The first step is to open the drive in our clean room environment to check the platters for damage as well as check the drive heads. The platters looked good, but the heads were not parked where they should be, which meant they were stuck! Stuck heads on a drive usually do cause a buzzing sound as the motor tries to spin the platters and fails.
There are special tools made to safely lift the heads off the platters so you can move them to the parking area. It is important to inspect the heads carefully with a microscope for any damage as well. In this case I was able to move the heads over to the parking area and found no signs of damage on the heads or platters.
The PC-3000 showed all heads functioning properly, so I continued to the imaging process. I was able to image 100% of the sectors on the drive, so I continued with the data transfer process. It was a 4TB drive, so it took a while to image all those sectors!

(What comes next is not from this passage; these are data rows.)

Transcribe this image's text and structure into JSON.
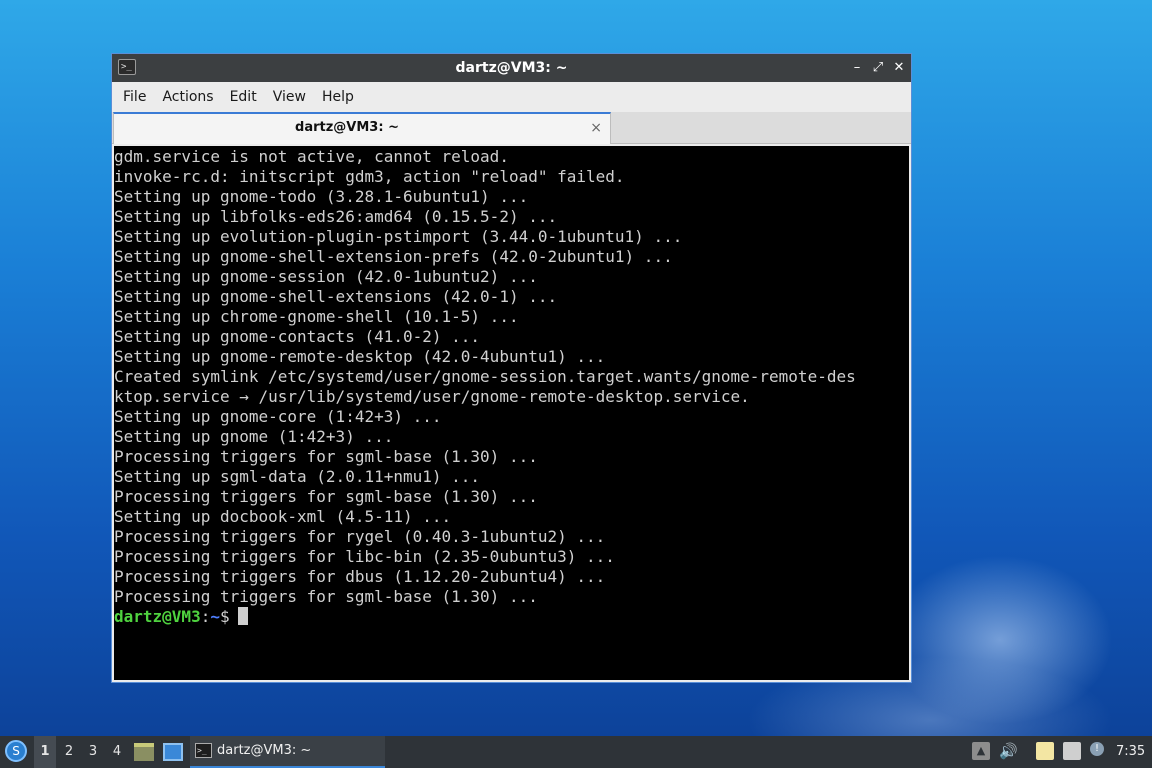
{
  "window": {
    "title": "dartz@VM3: ~",
    "app_icon": ">_",
    "controls": {
      "minimize": "–",
      "maximize": "⤢",
      "close": "✕"
    }
  },
  "menubar": {
    "items": [
      "File",
      "Actions",
      "Edit",
      "View",
      "Help"
    ]
  },
  "tab": {
    "label": "dartz@VM3: ~",
    "close": "×"
  },
  "terminal": {
    "lines": [
      "gdm.service is not active, cannot reload.",
      "invoke-rc.d: initscript gdm3, action \"reload\" failed.",
      "Setting up gnome-todo (3.28.1-6ubuntu1) ...",
      "Setting up libfolks-eds26:amd64 (0.15.5-2) ...",
      "Setting up evolution-plugin-pstimport (3.44.0-1ubuntu1) ...",
      "Setting up gnome-shell-extension-prefs (42.0-2ubuntu1) ...",
      "Setting up gnome-session (42.0-1ubuntu2) ...",
      "Setting up gnome-shell-extensions (42.0-1) ...",
      "Setting up chrome-gnome-shell (10.1-5) ...",
      "Setting up gnome-contacts (41.0-2) ...",
      "Setting up gnome-remote-desktop (42.0-4ubuntu1) ...",
      "Created symlink /etc/systemd/user/gnome-session.target.wants/gnome-remote-des",
      "ktop.service → /usr/lib/systemd/user/gnome-remote-desktop.service.",
      "Setting up gnome-core (1:42+3) ...",
      "Setting up gnome (1:42+3) ...",
      "Processing triggers for sgml-base (1.30) ...",
      "Setting up sgml-data (2.0.11+nmu1) ...",
      "Processing triggers for sgml-base (1.30) ...",
      "Setting up docbook-xml (4.5-11) ...",
      "Processing triggers for rygel (0.40.3-1ubuntu2) ...",
      "Processing triggers for libc-bin (2.35-0ubuntu3) ...",
      "Processing triggers for dbus (1.12.20-2ubuntu4) ...",
      "Processing triggers for sgml-base (1.30) ..."
    ],
    "prompt": {
      "user_host": "dartz@VM3",
      "separator": ":",
      "path": "~",
      "symbol": "$"
    }
  },
  "taskbar": {
    "start_icon": "S",
    "workspaces": [
      "1",
      "2",
      "3",
      "4"
    ],
    "active_workspace": "1",
    "task_label": "dartz@VM3: ~",
    "task_icon": ">_",
    "tray_volume": "🔊",
    "clock": "7:35"
  }
}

This drive had a Time Machine backup on it. Apple uses a special kind of linking of files in their backup system, so when you go to recover the drive, you will recover the same file over and over for every backup the computer completed. To get around this you have to use a cloning software like SuperDuper!. SuperDuper! will allow you to transfer all the data over to the new drive including time machine backup data.
There are times when the drive fails and causes corruption in the data about where files are stored and what their names are (often called the catalog file). Often times that corruption will cause programs like Super Duper to fail during the clone process. This was not the case on this drive, but when it does happen there is a method that has worked for me well in the past:
- I start by creating another image of the data. It is always good to have a backup of the recovery when you are going to be doing repair attempts on the data.
- I run whatever software recovery application is best for the situation and recover everything except the Time Machine backup folder (backups.backupd) to a temporary drive.
- I delete all the data on the recovery drive except the Time Machine backup folder. Note I am only doing this after having an additional imaged drive for the recovery so I can easily start over if I need to.
- Once everything is deleted except the Time Machine backup, I run a program called Disk Warrior. Disk Warrior can usually fix the issues with the catalog file and allow me to clone the Time Machine backup folder.
- I clone the Time Machine backup folder using SuperDuper directly to the drive that will be given to the client with all the data.
- I transfer all the recovered data I got earlier from the temporary drive onto the customer drive.
It sounds like a lot of steps, but once you have done it a few thousand times it is super easy! The result is having as much data as possible, as safely as possible.
Again, with this particular recovery the data all transferred without an error using Super Duper so that process was not needed.
The end result was 100% of the data on the drive was recovered and mailed back to Burbank to a happy customer!